For the moment, we have spoken without nuance of all the people contracting the virus struck by the seal of Delta. But these values do not say anything about serious forms, and therefore hospitalizations. Pasteur of course thought of the question, in the light of his models.
“In all scenarios, the number of hospital admissions remains relatively low on August 1,” the document opens.
Alas, however, it could only be a lag. Because by maintaining an Rd of 2.0 “, the daily number of hospital admissions could reach the values observed during the second wave (November 2020) in mid-August, with a peak in early September greatly exceeding the size of the first wave (March 2020) “, we are struck.
In addition, a transmission index pushed back to 1.8 would bring out the rejuvenation of the population exposed this time to the most virulent forms. “We would reach a peak of hospitalizations similar to that of the first wave in September, with a number of beds occupied in critical care substantially higher than the peak of March 2020 due to a younger population of hospitalized patients”, blows the report in this perspective. “In the scenario Rd = 1.5, the peak would be at the end of September with a much lower amplitude than that of the previous waves”, we then say.
The results of the races are therefore hardly brilliant. Regardless of the end, or rather the scenario, by which we take Delta’s future trajectory, we must therefore expect “significant pressure on the hospital from August”.
Judging the Fourth Wave

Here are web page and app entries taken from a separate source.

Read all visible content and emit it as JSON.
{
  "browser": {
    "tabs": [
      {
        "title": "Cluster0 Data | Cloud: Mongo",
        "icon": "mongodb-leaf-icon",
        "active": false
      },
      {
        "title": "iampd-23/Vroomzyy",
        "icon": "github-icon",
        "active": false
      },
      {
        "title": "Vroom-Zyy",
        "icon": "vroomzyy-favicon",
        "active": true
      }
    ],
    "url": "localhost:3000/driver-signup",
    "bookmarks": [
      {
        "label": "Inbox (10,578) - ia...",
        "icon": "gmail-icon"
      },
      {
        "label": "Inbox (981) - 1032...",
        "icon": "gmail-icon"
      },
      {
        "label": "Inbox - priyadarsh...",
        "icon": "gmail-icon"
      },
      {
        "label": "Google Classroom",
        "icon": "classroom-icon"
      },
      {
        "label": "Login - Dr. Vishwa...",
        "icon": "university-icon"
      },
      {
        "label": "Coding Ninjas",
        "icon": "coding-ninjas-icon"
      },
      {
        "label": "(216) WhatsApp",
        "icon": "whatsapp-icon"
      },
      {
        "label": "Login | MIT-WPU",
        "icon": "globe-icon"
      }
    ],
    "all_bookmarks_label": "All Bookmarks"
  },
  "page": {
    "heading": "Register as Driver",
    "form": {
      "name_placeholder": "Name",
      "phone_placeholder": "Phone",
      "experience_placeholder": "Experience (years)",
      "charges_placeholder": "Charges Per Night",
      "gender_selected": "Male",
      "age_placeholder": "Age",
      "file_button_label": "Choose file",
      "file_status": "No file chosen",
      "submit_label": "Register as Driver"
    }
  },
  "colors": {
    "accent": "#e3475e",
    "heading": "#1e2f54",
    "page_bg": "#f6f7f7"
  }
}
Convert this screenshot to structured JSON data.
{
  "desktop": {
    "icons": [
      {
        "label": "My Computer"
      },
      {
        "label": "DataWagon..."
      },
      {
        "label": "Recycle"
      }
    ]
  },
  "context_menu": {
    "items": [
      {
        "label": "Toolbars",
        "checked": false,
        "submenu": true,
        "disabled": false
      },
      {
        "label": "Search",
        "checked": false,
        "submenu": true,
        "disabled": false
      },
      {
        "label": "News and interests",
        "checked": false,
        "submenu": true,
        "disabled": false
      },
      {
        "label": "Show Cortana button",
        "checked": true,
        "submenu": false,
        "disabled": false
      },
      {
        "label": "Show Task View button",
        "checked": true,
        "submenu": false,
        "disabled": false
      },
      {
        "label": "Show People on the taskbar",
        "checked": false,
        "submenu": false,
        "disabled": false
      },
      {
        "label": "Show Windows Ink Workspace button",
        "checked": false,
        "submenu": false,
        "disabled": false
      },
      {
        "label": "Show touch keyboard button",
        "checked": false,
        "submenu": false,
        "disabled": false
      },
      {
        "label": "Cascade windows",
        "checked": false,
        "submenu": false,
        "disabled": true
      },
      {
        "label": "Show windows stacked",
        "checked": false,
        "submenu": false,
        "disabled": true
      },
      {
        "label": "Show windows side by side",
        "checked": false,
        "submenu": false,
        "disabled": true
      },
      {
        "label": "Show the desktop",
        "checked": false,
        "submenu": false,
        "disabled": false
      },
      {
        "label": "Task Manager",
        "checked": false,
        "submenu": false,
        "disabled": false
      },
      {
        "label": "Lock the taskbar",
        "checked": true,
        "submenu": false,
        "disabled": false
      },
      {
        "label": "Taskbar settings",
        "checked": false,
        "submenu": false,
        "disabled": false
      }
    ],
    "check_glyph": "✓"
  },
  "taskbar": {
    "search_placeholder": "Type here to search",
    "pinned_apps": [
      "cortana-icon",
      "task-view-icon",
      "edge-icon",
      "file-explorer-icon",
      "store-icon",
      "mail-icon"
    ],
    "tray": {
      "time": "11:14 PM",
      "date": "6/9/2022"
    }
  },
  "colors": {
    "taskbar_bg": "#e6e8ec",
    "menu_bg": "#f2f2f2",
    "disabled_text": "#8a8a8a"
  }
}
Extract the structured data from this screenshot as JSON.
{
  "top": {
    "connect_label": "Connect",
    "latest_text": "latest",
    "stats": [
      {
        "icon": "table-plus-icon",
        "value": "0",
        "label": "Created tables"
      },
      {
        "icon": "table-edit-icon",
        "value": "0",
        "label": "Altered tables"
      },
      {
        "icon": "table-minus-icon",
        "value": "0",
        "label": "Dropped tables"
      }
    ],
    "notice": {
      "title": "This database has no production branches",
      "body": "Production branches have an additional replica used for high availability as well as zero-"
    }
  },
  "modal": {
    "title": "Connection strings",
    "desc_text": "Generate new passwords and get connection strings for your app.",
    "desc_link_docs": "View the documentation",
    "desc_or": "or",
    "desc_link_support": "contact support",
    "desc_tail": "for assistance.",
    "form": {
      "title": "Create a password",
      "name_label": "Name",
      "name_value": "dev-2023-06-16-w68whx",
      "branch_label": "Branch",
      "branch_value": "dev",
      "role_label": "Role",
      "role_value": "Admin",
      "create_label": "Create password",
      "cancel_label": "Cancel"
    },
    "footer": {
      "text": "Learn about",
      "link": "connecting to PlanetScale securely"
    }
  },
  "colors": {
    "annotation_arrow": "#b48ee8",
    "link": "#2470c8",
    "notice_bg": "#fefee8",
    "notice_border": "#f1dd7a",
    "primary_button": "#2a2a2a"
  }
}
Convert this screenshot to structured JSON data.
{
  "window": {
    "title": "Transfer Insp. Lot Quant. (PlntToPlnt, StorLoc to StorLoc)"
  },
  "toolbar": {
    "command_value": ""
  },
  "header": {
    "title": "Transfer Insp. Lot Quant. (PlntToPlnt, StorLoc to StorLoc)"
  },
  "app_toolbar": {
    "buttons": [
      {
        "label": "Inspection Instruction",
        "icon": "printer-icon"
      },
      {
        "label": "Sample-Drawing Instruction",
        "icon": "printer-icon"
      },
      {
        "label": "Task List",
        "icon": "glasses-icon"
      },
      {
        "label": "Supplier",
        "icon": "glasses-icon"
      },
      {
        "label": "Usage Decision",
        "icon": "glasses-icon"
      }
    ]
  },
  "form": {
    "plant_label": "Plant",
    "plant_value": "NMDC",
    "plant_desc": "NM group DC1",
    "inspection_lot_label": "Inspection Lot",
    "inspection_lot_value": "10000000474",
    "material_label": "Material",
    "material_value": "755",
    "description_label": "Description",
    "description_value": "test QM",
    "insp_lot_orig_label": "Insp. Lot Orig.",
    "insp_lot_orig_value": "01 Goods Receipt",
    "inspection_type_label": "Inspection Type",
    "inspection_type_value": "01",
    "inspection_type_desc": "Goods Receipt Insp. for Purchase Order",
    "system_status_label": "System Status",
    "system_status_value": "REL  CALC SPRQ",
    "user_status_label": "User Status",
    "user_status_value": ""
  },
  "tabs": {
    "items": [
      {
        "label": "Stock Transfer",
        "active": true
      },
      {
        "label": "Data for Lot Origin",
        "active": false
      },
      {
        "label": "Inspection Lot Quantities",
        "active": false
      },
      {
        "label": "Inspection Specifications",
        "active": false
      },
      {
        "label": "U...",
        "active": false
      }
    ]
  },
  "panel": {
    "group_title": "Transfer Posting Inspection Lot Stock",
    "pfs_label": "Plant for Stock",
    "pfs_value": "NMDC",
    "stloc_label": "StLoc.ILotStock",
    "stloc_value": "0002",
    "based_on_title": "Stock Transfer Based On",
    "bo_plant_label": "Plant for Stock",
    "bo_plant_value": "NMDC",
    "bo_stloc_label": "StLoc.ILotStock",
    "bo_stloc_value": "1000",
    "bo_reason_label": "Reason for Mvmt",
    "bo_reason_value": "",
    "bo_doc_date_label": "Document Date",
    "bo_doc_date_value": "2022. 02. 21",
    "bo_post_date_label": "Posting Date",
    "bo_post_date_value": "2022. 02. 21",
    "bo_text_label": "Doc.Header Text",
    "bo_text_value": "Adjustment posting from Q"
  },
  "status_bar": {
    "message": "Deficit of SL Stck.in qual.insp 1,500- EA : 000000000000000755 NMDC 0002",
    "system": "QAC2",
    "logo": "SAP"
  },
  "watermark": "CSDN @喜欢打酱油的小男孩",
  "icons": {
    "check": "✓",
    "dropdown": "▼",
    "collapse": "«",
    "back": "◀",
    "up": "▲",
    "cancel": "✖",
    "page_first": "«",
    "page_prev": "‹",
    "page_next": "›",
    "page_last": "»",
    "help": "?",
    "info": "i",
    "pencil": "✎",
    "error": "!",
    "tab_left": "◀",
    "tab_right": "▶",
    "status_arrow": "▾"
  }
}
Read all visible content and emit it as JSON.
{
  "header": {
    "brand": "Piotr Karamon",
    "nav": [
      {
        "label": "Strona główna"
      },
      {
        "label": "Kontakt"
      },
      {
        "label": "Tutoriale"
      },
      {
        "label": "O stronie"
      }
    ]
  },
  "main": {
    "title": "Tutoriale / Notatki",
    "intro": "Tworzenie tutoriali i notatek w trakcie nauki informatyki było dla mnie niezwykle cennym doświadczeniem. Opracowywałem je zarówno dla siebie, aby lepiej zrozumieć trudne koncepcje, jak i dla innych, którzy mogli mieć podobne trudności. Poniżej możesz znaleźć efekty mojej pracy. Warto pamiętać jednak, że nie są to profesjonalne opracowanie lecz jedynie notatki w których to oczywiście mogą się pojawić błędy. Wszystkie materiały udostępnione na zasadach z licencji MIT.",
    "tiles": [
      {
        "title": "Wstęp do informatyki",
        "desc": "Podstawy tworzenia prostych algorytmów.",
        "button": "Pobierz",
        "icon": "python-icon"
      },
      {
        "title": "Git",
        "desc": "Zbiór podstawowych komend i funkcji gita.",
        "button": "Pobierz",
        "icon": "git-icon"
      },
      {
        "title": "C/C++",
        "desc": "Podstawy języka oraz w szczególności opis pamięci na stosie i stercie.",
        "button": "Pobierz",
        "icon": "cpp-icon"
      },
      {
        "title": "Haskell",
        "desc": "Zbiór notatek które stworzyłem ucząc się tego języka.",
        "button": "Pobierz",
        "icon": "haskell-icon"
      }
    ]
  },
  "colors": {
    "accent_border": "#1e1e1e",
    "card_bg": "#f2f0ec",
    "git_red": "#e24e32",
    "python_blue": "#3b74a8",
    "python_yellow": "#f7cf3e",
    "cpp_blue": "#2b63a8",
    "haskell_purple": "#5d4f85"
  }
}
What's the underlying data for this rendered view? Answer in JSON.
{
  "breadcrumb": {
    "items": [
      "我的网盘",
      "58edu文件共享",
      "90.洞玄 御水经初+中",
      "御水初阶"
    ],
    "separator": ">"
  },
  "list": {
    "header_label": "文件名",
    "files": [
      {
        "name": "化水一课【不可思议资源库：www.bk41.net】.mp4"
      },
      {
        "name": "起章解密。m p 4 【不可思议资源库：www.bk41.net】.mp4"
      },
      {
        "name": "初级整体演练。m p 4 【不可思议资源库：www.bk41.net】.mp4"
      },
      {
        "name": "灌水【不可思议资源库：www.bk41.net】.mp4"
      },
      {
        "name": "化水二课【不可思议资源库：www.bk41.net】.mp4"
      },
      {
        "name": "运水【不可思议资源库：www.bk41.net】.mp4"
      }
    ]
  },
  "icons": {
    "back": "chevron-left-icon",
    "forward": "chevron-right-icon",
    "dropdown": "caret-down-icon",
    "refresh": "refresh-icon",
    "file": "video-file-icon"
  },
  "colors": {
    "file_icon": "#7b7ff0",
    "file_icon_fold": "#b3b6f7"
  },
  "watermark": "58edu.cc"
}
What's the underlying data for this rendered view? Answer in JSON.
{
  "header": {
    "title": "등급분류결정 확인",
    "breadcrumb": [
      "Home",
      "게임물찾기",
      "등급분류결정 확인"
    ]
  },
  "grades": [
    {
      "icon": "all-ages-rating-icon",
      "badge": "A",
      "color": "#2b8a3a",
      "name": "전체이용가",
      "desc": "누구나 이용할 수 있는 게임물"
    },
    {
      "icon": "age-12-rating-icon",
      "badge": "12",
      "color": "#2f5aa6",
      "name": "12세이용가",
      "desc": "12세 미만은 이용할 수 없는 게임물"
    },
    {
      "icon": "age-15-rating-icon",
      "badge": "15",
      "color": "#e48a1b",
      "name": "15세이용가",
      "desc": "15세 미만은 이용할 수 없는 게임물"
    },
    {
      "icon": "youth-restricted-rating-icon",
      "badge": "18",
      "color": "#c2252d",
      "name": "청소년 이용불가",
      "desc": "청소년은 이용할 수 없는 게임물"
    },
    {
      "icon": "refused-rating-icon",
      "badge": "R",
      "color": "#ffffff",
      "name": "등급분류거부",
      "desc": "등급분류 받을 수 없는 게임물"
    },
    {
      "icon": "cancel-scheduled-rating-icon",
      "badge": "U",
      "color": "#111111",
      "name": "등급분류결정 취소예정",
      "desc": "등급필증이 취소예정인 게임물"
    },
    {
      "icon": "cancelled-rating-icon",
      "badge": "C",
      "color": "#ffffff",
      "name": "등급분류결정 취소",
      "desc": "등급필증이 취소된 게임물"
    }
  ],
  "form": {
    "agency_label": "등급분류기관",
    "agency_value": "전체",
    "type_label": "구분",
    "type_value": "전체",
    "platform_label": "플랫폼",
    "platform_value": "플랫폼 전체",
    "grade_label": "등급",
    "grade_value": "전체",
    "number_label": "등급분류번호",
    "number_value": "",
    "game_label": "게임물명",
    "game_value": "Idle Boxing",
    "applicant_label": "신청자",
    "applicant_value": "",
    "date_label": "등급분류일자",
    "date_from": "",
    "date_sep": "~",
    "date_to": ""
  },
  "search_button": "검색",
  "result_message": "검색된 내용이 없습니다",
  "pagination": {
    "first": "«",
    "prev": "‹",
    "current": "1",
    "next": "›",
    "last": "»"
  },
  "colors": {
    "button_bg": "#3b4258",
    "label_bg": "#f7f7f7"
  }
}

However, the authors of this work do not invite discouragement. They even point out that a much lower health effort than during the first confinement (an era during which the transmission rates had been planed by about 80%) would already greatly lighten the picture sketched out by this fourth wave which is rising:
“Even relatively small reductions in the transmission rate this summer (in the order of 10 to 25%) would significantly reduce the size of the peak in hospitalizations and delay the onset of this peak to a time when the hospital would be in a better position to absorb an influx of patients. “
As for the idea of an increased risk of hospitalization with the Delta variant compared to Alpha (the variant that was originally said to be British), the researchers refuse to come forward: they concede that this greater severity of Delta on his to anticipate is “possible” but consider that the available data are “not yet clear on this point”.